1856 Griffith’s Valuation: The townland of Sonnagh East covered an area of 231 acres 2 roods 21 perches and the total rateable valuation of the land and buildings combined amounted to £50 16s 0d. At the time of Griffith’s Valuation there were eight occupiers in the townland of Sonnagh East – Burke (2), Mitchell (4) and Keenahan (2). The landlord was Patrick Reilly.
Adjoining Townlands: The following townlands share a border with Sonnagh East – Ballyhard, Sonnagh West, Lisnageeragh (Ballynakill Parish)and Keeloges West (Ballynakill Parish).

Census Records: Population and Household data for the townland of Sonnagh East:

Census Years 1841 1851 1861 1871 1881 1891 1901 1911 2011
Population 61 40 43 54 55 39 26 18  3
Households 9 9 8 11 11 10 6 4  2

Glenamaddy and the Irish Folklore Collections:

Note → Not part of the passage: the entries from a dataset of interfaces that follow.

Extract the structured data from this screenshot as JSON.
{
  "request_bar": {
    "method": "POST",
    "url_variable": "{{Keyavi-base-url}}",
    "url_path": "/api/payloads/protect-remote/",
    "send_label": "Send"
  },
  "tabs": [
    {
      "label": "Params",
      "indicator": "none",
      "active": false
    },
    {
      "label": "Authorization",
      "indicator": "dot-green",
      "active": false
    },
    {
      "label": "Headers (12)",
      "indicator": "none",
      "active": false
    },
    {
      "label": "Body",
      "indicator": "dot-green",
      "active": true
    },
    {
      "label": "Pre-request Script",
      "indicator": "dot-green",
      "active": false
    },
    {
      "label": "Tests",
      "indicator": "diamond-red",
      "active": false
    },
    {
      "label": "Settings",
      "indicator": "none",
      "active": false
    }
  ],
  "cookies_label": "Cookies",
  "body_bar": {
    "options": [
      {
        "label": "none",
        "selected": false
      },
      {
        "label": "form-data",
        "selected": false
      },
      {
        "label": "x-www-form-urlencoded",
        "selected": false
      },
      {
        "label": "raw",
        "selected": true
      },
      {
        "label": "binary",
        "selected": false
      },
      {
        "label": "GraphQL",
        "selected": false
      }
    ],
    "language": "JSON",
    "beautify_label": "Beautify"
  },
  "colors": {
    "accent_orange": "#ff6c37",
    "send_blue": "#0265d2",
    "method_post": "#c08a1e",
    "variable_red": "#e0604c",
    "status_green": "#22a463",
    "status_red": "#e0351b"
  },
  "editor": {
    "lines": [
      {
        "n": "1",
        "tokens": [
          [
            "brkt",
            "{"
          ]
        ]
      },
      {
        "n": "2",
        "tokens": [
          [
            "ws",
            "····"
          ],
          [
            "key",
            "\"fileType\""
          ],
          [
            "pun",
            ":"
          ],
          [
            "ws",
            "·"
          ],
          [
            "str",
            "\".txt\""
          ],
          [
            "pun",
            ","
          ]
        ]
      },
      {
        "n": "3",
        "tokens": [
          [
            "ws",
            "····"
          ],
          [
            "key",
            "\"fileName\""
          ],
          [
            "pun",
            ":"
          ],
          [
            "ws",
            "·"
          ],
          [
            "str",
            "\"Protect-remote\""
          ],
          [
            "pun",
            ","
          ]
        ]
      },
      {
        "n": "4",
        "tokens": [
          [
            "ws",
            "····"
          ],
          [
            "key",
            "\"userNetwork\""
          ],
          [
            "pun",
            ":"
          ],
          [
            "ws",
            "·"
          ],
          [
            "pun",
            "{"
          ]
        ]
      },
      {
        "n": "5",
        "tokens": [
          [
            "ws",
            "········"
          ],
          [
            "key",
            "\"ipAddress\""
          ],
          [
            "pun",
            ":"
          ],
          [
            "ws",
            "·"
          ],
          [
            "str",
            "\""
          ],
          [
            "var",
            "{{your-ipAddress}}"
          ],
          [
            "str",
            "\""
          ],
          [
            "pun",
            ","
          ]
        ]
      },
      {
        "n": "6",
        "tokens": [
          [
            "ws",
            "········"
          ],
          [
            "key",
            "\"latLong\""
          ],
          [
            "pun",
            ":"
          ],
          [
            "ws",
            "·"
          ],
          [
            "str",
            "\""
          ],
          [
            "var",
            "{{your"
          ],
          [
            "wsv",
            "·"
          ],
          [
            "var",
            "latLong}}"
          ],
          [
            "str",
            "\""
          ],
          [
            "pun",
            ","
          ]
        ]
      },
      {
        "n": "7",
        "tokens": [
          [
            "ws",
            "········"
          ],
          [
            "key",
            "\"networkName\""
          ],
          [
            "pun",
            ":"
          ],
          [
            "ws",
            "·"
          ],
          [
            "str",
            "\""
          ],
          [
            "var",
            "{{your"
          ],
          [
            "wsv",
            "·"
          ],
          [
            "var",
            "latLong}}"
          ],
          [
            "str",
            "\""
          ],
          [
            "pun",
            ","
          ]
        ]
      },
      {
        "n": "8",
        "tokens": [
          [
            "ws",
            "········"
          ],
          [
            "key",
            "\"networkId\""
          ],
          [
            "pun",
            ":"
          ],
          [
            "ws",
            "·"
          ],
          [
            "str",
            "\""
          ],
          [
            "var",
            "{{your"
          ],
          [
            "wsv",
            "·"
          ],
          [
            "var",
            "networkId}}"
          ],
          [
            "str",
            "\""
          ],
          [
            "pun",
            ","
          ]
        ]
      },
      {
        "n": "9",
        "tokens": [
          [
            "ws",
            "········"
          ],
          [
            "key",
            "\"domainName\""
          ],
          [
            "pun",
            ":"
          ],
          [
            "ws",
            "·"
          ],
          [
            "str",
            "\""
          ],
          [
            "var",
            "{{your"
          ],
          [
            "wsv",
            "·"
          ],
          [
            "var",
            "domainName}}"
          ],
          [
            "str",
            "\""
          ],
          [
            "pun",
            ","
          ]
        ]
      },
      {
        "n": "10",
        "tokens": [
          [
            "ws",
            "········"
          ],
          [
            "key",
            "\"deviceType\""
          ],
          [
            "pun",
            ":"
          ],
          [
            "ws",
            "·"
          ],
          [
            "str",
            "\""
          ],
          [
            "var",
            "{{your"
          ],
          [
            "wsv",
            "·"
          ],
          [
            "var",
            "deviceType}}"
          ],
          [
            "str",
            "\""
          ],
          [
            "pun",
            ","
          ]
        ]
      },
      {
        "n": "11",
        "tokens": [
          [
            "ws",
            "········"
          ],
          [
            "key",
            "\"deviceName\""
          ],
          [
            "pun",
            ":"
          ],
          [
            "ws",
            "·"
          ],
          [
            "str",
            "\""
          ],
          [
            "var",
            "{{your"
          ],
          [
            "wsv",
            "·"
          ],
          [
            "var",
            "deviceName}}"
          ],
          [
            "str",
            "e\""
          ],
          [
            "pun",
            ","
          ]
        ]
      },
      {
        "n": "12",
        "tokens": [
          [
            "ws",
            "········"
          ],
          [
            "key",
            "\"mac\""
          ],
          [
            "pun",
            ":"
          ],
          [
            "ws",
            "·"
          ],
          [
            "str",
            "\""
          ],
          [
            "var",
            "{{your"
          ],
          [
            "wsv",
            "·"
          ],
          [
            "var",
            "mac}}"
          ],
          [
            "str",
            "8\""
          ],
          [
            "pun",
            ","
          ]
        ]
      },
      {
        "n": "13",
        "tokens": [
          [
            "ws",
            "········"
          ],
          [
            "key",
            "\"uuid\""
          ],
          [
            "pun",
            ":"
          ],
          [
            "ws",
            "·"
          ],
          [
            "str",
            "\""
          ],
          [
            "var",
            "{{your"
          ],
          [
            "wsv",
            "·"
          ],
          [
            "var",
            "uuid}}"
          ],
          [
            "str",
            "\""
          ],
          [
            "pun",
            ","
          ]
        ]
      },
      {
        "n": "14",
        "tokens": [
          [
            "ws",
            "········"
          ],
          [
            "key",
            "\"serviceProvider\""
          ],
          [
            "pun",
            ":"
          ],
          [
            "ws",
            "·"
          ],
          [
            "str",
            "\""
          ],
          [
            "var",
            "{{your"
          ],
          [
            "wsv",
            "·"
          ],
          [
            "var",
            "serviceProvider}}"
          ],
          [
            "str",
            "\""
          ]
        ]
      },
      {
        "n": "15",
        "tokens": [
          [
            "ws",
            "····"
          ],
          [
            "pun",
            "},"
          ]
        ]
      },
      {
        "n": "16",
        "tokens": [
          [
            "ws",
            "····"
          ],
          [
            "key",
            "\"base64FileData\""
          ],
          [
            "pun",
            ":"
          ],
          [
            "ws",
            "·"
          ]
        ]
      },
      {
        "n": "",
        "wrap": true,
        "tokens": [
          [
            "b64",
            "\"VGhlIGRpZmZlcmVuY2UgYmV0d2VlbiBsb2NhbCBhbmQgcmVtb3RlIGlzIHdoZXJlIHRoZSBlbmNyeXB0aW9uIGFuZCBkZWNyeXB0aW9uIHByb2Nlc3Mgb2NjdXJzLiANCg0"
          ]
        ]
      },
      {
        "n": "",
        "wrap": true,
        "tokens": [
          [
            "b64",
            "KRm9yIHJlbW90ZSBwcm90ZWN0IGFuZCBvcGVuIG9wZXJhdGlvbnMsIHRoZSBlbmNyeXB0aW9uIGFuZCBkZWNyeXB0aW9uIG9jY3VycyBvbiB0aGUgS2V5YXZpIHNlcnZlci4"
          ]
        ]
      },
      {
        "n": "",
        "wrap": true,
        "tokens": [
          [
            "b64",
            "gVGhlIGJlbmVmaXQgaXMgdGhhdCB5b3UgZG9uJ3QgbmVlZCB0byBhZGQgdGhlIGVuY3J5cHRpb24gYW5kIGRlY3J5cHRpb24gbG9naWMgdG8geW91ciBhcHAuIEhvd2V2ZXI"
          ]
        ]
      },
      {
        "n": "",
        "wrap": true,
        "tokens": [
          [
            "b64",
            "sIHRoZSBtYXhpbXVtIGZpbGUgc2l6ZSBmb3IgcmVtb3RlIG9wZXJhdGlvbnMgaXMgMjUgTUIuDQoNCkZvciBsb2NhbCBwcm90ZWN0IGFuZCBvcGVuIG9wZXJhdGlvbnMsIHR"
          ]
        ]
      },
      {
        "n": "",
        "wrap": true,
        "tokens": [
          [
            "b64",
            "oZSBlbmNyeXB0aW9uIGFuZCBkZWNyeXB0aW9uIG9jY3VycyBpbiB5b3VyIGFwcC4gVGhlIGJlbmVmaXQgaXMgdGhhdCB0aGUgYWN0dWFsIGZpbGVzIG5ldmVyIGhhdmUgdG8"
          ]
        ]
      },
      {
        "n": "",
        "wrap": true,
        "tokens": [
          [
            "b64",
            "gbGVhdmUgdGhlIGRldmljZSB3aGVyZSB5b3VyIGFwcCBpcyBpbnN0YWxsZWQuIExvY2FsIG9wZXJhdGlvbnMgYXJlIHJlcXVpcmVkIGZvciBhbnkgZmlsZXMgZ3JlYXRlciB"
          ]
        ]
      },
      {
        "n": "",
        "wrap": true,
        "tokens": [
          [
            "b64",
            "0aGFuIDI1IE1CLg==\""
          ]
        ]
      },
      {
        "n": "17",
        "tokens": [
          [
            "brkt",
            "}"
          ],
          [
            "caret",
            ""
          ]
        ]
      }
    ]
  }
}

The article posted on this website under the ‘Heritage > Folklore’ tab provides an overview of the folklore material submitted by Glenamaddy parishioners to the National Folklore Commission, now known as the Irish Folklore Collections. It also explains the background to the 1937 Schools’ Collection (Bailiúchán na Scol) project which has good representation from a parish perspective

The Irish Folklore Collections housed in the Folklore Department of University College Dublin contain a treasure trove of folklore material, some of which is accessible online. Both the Main Manuscript Collection and the Schools’ Collection contain a considerable number of submissions from collectors and informants who resided in the parish of Glenamaddy. The quick reference directories featured in the ‘Parish > Townlands’ section of this website complement the user-friendly search features of the dú website and are helpful in tracking Schools’ Collection submissions associated with townlands. Submissions are categorised under – School, Teacher, Language, Volume Number, Page Number, Collector, Collector’s Townland, Informant and Informant’s Townland. Where applicable, Schools’ Collection directories showing online townland-related submissions appear at the end of the following townland posts on this website – Ballinapeaka, Ballinastack, Barna, Boyounagh More (Middletown), Bushtwon, Cashel, Classaghroe, Cloonacross, Clooncon East, Clooncon West, Cloonkeen, Cultiafadda, Eskeromullacaun (Esker), Felimspark, Glenamaddy, Gortaganny, Gortnagier, Kiltullagh, Knockauns, Lisheenaheltia, Loughpark, Meelick, Scotland, Shannagh More, Stonetown and Woodfield.

Parish folklore submissions contained in the Schools’ Collection are also accessible online via the following links:-  

Árd Aoibhinn National School – Part 1 –

Árd Aoibhinn National School – Part 2 

Glenamaddy Girls’ National School

Glenamaddy Boys’ National School – Part 1

Glenamaddy Boys’ National School – Part 2 

Gort na Léime National School – Part 1   

Gort na Léime National School – Part 2 

Lisheenaheltia Girls’ National School 

Lisheenaheltia Boys’ National School    

Glenamaddy submissions which form part of the Main Manuscript Collection are not posted online but may be examined in the reading room of the Folklore Department in U.C.D., Belfield, Dublin 4. Typed versions of some of the parish contributions contained in the Main Manuscript Collection are published under the ‘Heritage > Folklore’ tab on this website.   

Quick Reference Directory of Glenamaddy folklore submissions in the Main Manuscript Collection:-

Author: Pat Keaveny


Townlands in County Galway

1840 Historic Ordnance Survey Map

Place Name Books of Galway

The Down Survey of Ireland

The Tithe Applotment Books, 1823-1837

Griffith Valuation – Ask About Ireland

Central Statistics Office

National Archives: Census Reports 1901/1911

Essex University: Historic Population Census Reports

Historic Environment Viewfinder

Historical Notes on the Parish of Glenamaddy. Fr Walter Conway